--- RECORD EXCERPTS ---
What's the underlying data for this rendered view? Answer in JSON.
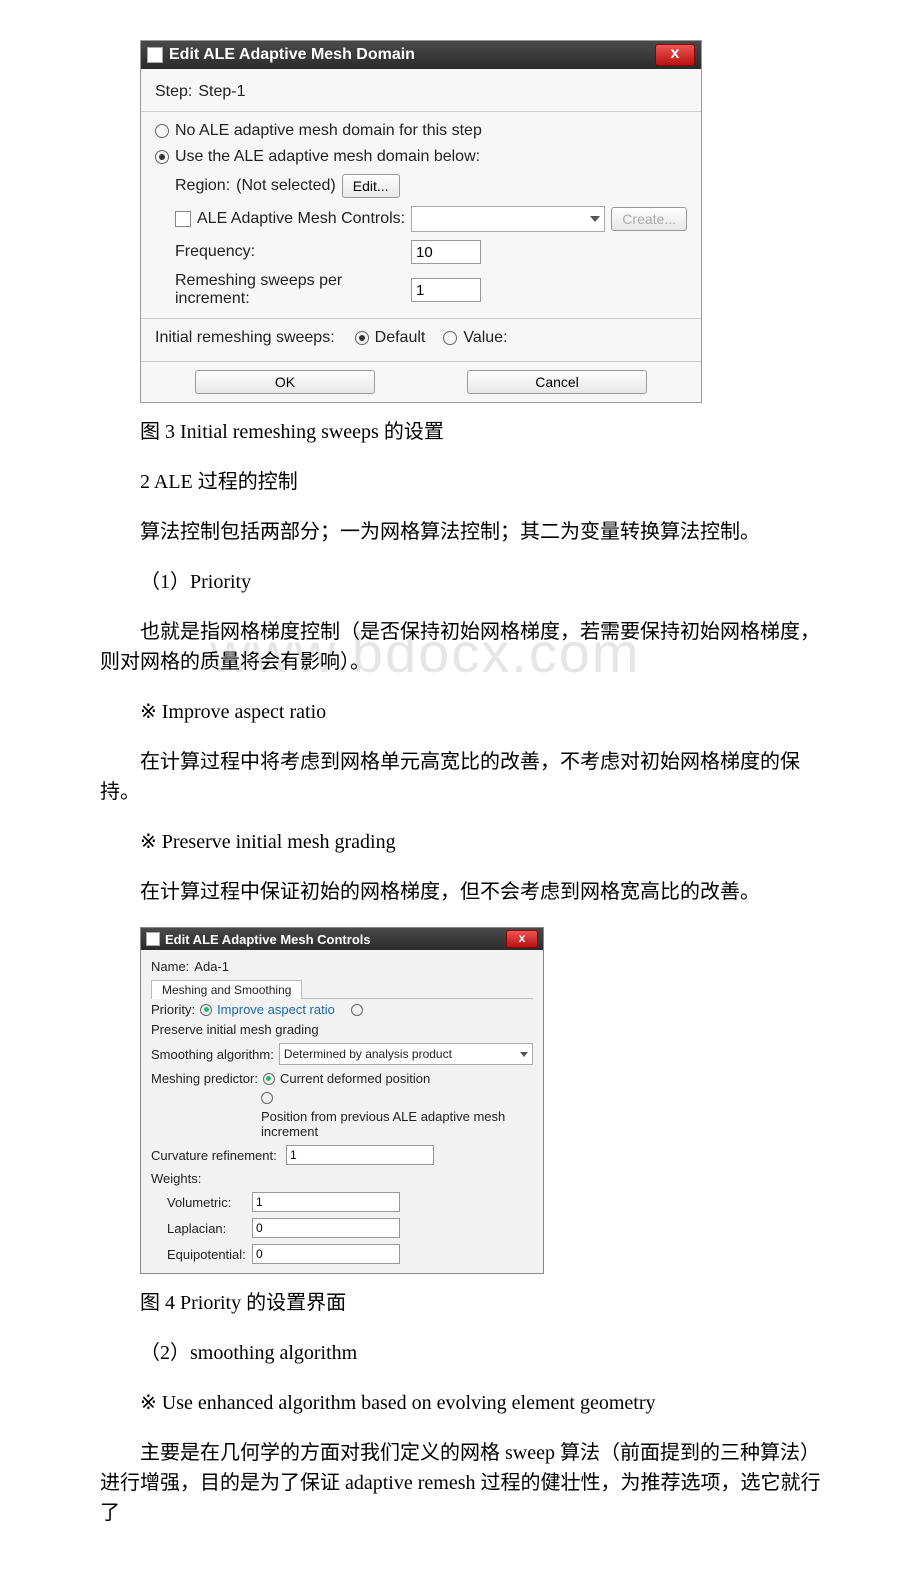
{
  "watermark": "www.bdocx.com",
  "dialog1": {
    "title": "Edit ALE Adaptive Mesh Domain",
    "close": "x",
    "step_prefix": "Step:",
    "step_value": "Step-1",
    "opt_none": "No ALE adaptive mesh domain for this step",
    "opt_use": "Use the ALE adaptive mesh domain below:",
    "region_label": "Region:",
    "region_value": "(Not selected)",
    "edit_btn": "Edit...",
    "controls_label": "ALE Adaptive Mesh Controls:",
    "create_btn": "Create...",
    "freq_label": "Frequency:",
    "freq_value": "10",
    "sweeps_label": "Remeshing sweeps per increment:",
    "sweeps_value": "1",
    "init_label": "Initial remeshing sweeps:",
    "init_default": "Default",
    "init_value_lbl": "Value:",
    "ok": "OK",
    "cancel": "Cancel"
  },
  "text": {
    "fig3": "图 3 Initial remeshing sweeps 的设置",
    "h2": "2 ALE 过程的控制",
    "p1": "算法控制包括两部分；一为网格算法控制；其二为变量转换算法控制。",
    "h_priority": "（1）Priority",
    "p2": "也就是指网格梯度控制（是否保持初始网格梯度，若需要保持初始网格梯度，则对网格的质量将会有影响）。",
    "bullet1": "※ Improve aspect ratio",
    "p3": "在计算过程中将考虑到网格单元高宽比的改善，不考虑对初始网格梯度的保持。",
    "bullet2": "※ Preserve initial mesh grading",
    "p4": "在计算过程中保证初始的网格梯度，但不会考虑到网格宽高比的改善。",
    "fig4": "图 4 Priority 的设置界面",
    "h_smooth": "（2）smoothing algorithm",
    "bullet3": "※ Use enhanced algorithm based on evolving element geometry",
    "p5": "主要是在几何学的方面对我们定义的网格 sweep 算法（前面提到的三种算法）进行增强，目的是为了保证 adaptive remesh 过程的健壮性，为推荐选项，选它就行了"
  },
  "dialog2": {
    "title": "Edit ALE Adaptive Mesh Controls",
    "close": "x",
    "name_label": "Name:",
    "name_value": "Ada-1",
    "tab": "Meshing and Smoothing",
    "priority_label": "Priority:",
    "priority_opt1": "Improve aspect ratio",
    "priority_opt2": "Preserve initial mesh grading",
    "smoothing_label": "Smoothing algorithm:",
    "smoothing_value": "Determined by analysis product",
    "predictor_label": "Meshing predictor:",
    "predictor_opt1": "Current deformed position",
    "predictor_opt2": "Position from previous ALE adaptive mesh increment",
    "curv_label": "Curvature refinement:",
    "curv_value": "1",
    "weights_label": "Weights:",
    "w_vol_label": "Volumetric:",
    "w_vol_value": "1",
    "w_lap_label": "Laplacian:",
    "w_lap_value": "0",
    "w_eq_label": "Equipotential:",
    "w_eq_value": "0"
  }
}
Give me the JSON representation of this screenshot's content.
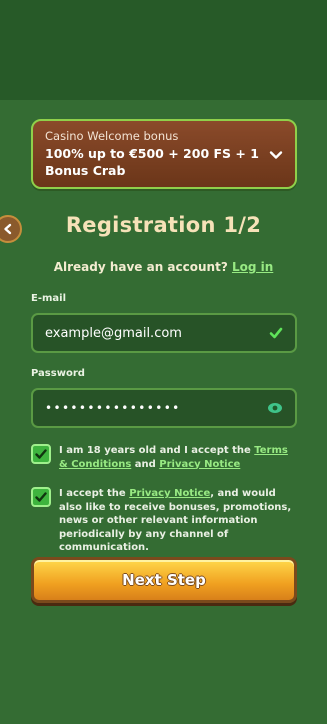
{
  "bonus": {
    "caption": "Casino Welcome bonus",
    "title": "100% up to €500 + 200 FS + 1 Bonus Crab"
  },
  "page": {
    "title": "Registration 1/2",
    "account_text": "Already have an account?",
    "login_link": "Log in"
  },
  "form": {
    "email_label": "E-mail",
    "email_value": "example@gmail.com",
    "password_label": "Password",
    "password_value": "••••••••••••••••"
  },
  "consents": {
    "age_text": "I am 18 years old and I accept the",
    "terms_link": "Terms & Conditions",
    "and_text": "and",
    "privacy_link": "Privacy Notice",
    "marketing_prefix": "I accept the",
    "marketing_privacy_link": "Privacy Notice",
    "marketing_suffix": ", and would also like to receive bonuses, promotions, news or other relevant information periodically by any channel of communication."
  },
  "actions": {
    "next_label": "Next Step"
  },
  "colors": {
    "background": "#336a32",
    "accent_link": "#98ea83",
    "button": "#f0a020"
  }
}
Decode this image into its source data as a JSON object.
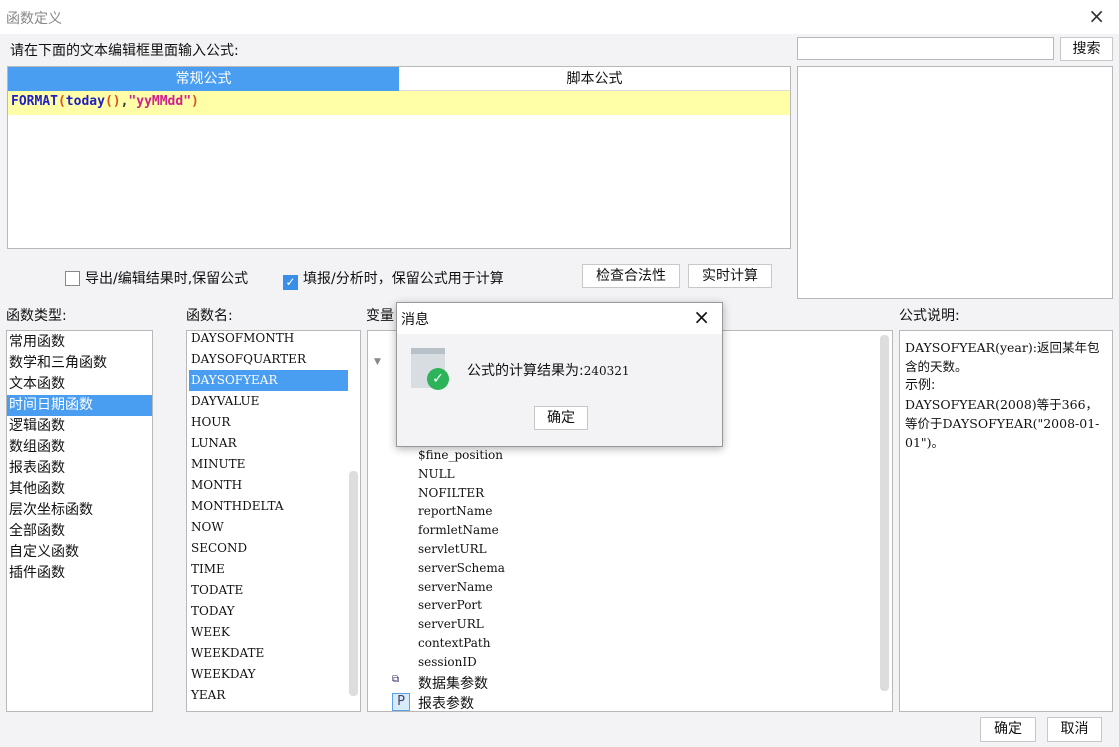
{
  "window": {
    "title": "函数定义",
    "close": "×"
  },
  "editor": {
    "prompt": "请在下面的文本编辑框里面输入公式:",
    "tabs": [
      "常规公式",
      "脚本公式"
    ],
    "formula": {
      "fn": "FORMAT",
      "p1": "(",
      "arg": "today",
      "p2": "()",
      ",": ",",
      "str": "\"yyMMdd\"",
      "p3": ")"
    }
  },
  "search": {
    "value": "",
    "button": "搜索"
  },
  "options": {
    "keep_formula_export": "导出/编辑结果时,保留公式",
    "keep_formula_fill": "填报/分析时，保留公式用于计算",
    "check_button": "检查合法性",
    "realtime_button": "实时计算"
  },
  "labels": {
    "types": "函数类型:",
    "names": "函数名:",
    "vars": "变量",
    "desc": "公式说明:"
  },
  "types": [
    "常用函数",
    "数学和三角函数",
    "文本函数",
    "时间日期函数",
    "逻辑函数",
    "数组函数",
    "报表函数",
    "其他函数",
    "层次坐标函数",
    "全部函数",
    "自定义函数",
    "插件函数"
  ],
  "names": [
    "DAYSOFMONTH",
    "DAYSOFQUARTER",
    "DAYSOFYEAR",
    "DAYVALUE",
    "HOUR",
    "LUNAR",
    "MINUTE",
    "MONTH",
    "MONTHDELTA",
    "NOW",
    "SECOND",
    "TIME",
    "TODATE",
    "TODAY",
    "WEEK",
    "WEEKDATE",
    "WEEKDAY",
    "YEAR"
  ],
  "vars": [
    "$fine_position",
    "NULL",
    "NOFILTER",
    "reportName",
    "formletName",
    "servletURL",
    "serverSchema",
    "serverName",
    "serverPort",
    "serverURL",
    "contextPath",
    "sessionID"
  ],
  "var_groups": [
    "数据集参数",
    "报表参数"
  ],
  "description": [
    "DAYSOFYEAR(year):返回某年包含的天数。",
    "示例:",
    "DAYSOFYEAR(2008)等于366，等价于DAYSOFYEAR(\"2008-01-01\")。"
  ],
  "footer": {
    "ok": "确定",
    "cancel": "取消"
  },
  "dialog": {
    "title": "消息",
    "message": "公式的计算结果为:",
    "result": "240321",
    "ok": "确定",
    "close": "×"
  }
}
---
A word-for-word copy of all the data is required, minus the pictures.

SOLVED PROBLEM »
What's the underlying data for this rendered view? Answer in JSON.
{
  "watermark": "www.bdocx.com",
  "dialog1": {
    "title": "Edit ALE Adaptive Mesh Domain",
    "close": "x",
    "step_prefix": "Step:",
    "step_value": "Step-1",
    "opt_none": "No ALE adaptive mesh domain for this step",
    "opt_use": "Use the ALE adaptive mesh domain below:",
    "region_label": "Region:",
    "region_value": "(Not selected)",
    "edit_btn": "Edit...",
    "controls_label": "ALE Adaptive Mesh Controls:",
    "create_btn": "Create...",
    "freq_label": "Frequency:",
    "freq_value": "10",
    "sweeps_label": "Remeshing sweeps per increment:",
    "sweeps_value": "1",
    "init_label": "Initial remeshing sweeps:",
    "init_default": "Default",
    "init_value_lbl": "Value:",
    "ok": "OK",
    "cancel": "Cancel"
  },
  "text": {
    "fig3": "图 3 Initial remeshing sweeps 的设置",
    "h2": "2 ALE 过程的控制",
    "p1": "算法控制包括两部分；一为网格算法控制；其二为变量转换算法控制。",
    "h_priority": "（1）Priority",
    "p2": "也就是指网格梯度控制（是否保持初始网格梯度，若需要保持初始网格梯度，则对网格的质量将会有影响）。",
    "bullet1": "※ Improve aspect ratio",
    "p3": "在计算过程中将考虑到网格单元高宽比的改善，不考虑对初始网格梯度的保持。",
    "bullet2": "※ Preserve initial mesh grading",
    "p4": "在计算过程中保证初始的网格梯度，但不会考虑到网格宽高比的改善。",
    "fig4": "图 4 Priority 的设置界面",
    "h_smooth": "（2）smoothing algorithm",
    "bullet3": "※ Use enhanced algorithm based on evolving element geometry",
    "p5": "主要是在几何学的方面对我们定义的网格 sweep 算法（前面提到的三种算法）进行增强，目的是为了保证 adaptive remesh 过程的健壮性，为推荐选项，选它就行了"
  },
  "dialog2": {
    "title": "Edit ALE Adaptive Mesh Controls",
    "close": "x",
    "name_label": "Name:",
    "name_value": "Ada-1",
    "tab": "Meshing and Smoothing",
    "priority_label": "Priority:",
    "priority_opt1": "Improve aspect ratio",
    "priority_opt2": "Preserve initial mesh grading",
    "smoothing_label": "Smoothing algorithm:",
    "smoothing_value": "Determined by analysis product",
    "predictor_label": "Meshing predictor:",
    "predictor_opt1": "Current deformed position",
    "predictor_opt2": "Position from previous ALE adaptive mesh increment",
    "curv_label": "Curvature refinement:",
    "curv_value": "1",
    "weights_label": "Weights:",
    "w_vol_label": "Volumetric:",
    "w_vol_value": "1",
    "w_lap_label": "Laplacian:",
    "w_lap_value": "0",
    "w_eq_label": "Equipotential:",
    "w_eq_value": "0"
  }
}
Give me the JSON representation of this screenshot's content.
{
  "bonus": {
    "caption": "Casino Welcome bonus",
    "title": "100% up to €500 + 200 FS + 1 Bonus Crab"
  },
  "page": {
    "title": "Registration 1/2",
    "account_text": "Already have an account?",
    "login_link": "Log in"
  },
  "form": {
    "email_label": "E-mail",
    "email_value": "example@gmail.com",
    "password_label": "Password",
    "password_value": "••••••••••••••••"
  },
  "consents": {
    "age_text": "I am 18 years old and I accept the",
    "terms_link": "Terms & Conditions",
    "and_text": "and",
    "privacy_link": "Privacy Notice",
    "marketing_prefix": "I accept the",
    "marketing_privacy_link": "Privacy Notice",
    "marketing_suffix": ", and would also like to receive bonuses, promotions, news or other relevant information periodically by any channel of communication."
  },
  "actions": {
    "next_label": "Next Step"
  },
  "colors": {
    "background": "#336a32",
    "accent_link": "#98ea83",
    "button": "#f0a020"
  }
}
Decode this image into its source data as a JSON object.
{
  "window": {
    "title": "函数定义",
    "close": "×"
  },
  "editor": {
    "prompt": "请在下面的文本编辑框里面输入公式:",
    "tabs": [
      "常规公式",
      "脚本公式"
    ],
    "formula": {
      "fn": "FORMAT",
      "p1": "(",
      "arg": "today",
      "p2": "()",
      ",": ",",
      "str": "\"yyMMdd\"",
      "p3": ")"
    }
  },
  "search": {
    "value": "",
    "button": "搜索"
  },
  "options": {
    "keep_formula_export": "导出/编辑结果时,保留公式",
    "keep_formula_fill": "填报/分析时，保留公式用于计算",
    "check_button": "检查合法性",
    "realtime_button": "实时计算"
  },
  "labels": {
    "types": "函数类型:",
    "names": "函数名:",
    "vars": "变量",
    "desc": "公式说明:"
  },
  "types": [
    "常用函数",
    "数学和三角函数",
    "文本函数",
    "时间日期函数",
    "逻辑函数",
    "数组函数",
    "报表函数",
    "其他函数",
    "层次坐标函数",
    "全部函数",
    "自定义函数",
    "插件函数"
  ],
  "names": [
    "DAYSOFMONTH",
    "DAYSOFQUARTER",
    "DAYSOFYEAR",
    "DAYVALUE",
    "HOUR",
    "LUNAR",
    "MINUTE",
    "MONTH",
    "MONTHDELTA",
    "NOW",
    "SECOND",
    "TIME",
    "TODATE",
    "TODAY",
    "WEEK",
    "WEEKDATE",
    "WEEKDAY",
    "YEAR"
  ],
  "vars": [
    "$fine_position",
    "NULL",
    "NOFILTER",
    "reportName",
    "formletName",
    "servletURL",
    "serverSchema",
    "serverName",
    "serverPort",
    "serverURL",
    "contextPath",
    "sessionID"
  ],
  "var_groups": [
    "数据集参数",
    "报表参数"
  ],
  "description": [
    "DAYSOFYEAR(year):返回某年包含的天数。",
    "示例:",
    "DAYSOFYEAR(2008)等于366，等价于DAYSOFYEAR(\"2008-01-01\")。"
  ],
  "footer": {
    "ok": "确定",
    "cancel": "取消"
  },
  "dialog": {
    "title": "消息",
    "message": "公式的计算结果为:",
    "result": "240321",
    "ok": "确定",
    "close": "×"
  }
}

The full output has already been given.